Butter/oil a 9-by-5-inch loaf pan. When the dough has doubled, gently turn it out of the bowl and onto a lightly floured board/counter. Keep the plastic wrap that was covering the bowl. Gently deflate the dough. Using your hands or a rolling pin, pat the dough into a rectangle that is about 9-by-12 inches with the short side facing you. Starting at the top of the rectangle, fold the dough about two-thirds of the way down the rectangle, then fold the bottom edge up to meet the folded edge at the top. (Think of it as folding a letter into thirds.) Seal the seam by pinching it.
Turn the roll of dough so that the seam is in the center of the roll, facing up, and turn up the ends of the roll just enough to fit in the loaf pan. Pinch the end seams to seal, turn the loaves over so that the seams are now on the bottom and plump the loaf with your palms to get an even shape. Gently place the loaf into the buttered/oiled pan with the seams down. Coat the top of the dough with oil or butter and loosely cover the loaf pan with the plastic wrap. Allow the dough to rise again at room temperature until it just begins to come above the top of the loaf pan, 30 – 40 minutes. Meanwhile, preheat oven to 425 degrees.
Place the loaf in the oven and immediately reduce the temperature to 375 degrees. Bake for 35-40 minutes until golden brown.
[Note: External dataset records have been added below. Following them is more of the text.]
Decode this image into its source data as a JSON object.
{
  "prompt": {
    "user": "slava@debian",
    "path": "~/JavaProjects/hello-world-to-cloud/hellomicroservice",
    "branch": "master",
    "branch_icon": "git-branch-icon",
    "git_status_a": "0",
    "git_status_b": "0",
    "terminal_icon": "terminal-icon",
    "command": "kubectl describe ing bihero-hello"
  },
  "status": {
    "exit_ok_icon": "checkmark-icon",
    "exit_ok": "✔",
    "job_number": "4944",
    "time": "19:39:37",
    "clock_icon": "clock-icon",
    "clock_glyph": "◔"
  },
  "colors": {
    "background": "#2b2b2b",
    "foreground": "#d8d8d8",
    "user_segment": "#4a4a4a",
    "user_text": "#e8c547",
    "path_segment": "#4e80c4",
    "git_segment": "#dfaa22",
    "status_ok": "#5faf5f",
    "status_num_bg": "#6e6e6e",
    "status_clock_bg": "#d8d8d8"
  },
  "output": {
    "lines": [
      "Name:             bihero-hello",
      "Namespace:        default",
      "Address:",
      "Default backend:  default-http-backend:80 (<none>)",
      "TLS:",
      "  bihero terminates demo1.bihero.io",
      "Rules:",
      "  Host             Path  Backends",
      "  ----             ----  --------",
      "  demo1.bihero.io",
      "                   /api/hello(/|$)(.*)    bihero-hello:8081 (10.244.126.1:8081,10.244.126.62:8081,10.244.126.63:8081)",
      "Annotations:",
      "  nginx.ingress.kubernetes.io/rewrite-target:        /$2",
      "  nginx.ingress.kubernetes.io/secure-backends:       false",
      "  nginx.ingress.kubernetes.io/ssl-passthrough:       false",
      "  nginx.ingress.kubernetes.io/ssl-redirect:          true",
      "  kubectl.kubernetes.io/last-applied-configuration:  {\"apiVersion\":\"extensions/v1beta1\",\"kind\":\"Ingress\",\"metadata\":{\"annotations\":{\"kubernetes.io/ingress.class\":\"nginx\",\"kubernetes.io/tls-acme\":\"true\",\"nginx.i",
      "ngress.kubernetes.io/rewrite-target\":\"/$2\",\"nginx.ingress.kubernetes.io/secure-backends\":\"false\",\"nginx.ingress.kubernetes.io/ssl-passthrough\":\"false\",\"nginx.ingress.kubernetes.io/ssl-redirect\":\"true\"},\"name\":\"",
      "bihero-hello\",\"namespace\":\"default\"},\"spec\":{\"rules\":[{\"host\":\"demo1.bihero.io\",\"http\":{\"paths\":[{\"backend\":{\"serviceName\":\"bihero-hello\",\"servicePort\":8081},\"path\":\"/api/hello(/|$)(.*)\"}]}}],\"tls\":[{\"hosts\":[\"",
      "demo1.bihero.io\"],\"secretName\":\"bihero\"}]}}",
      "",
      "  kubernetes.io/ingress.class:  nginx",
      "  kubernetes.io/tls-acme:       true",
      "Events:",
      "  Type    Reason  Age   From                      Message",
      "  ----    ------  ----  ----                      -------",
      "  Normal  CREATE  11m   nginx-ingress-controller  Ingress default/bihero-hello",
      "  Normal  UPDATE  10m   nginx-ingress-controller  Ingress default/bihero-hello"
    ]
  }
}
If you want to check to be sure it’s done, plunge an instant-read thermometer in the bottom center of the loaf (turn the loaf out of the pan first) and it should read 200 degrees. If you want a darker crust, remove the bread from the pan and let it bake directly on the oven rack for the last 10 minutes. Let the bread cool on a rack before serving.
** If you don’t have powdered buttermilk, reduce the amount of water to 1/4 cup. Measure out 3/4 cup milk and add 1 tablespoon of lemon juice or vinegar to the milk. When you add the flour, syrup, butter, etc., add this milk mixture as well. This will give you the characteristics of the powdered buttermilk. If you’re looking for the powdered buttermilk, it’s usually in the baking aisle. The brand I use is Saco Pantry.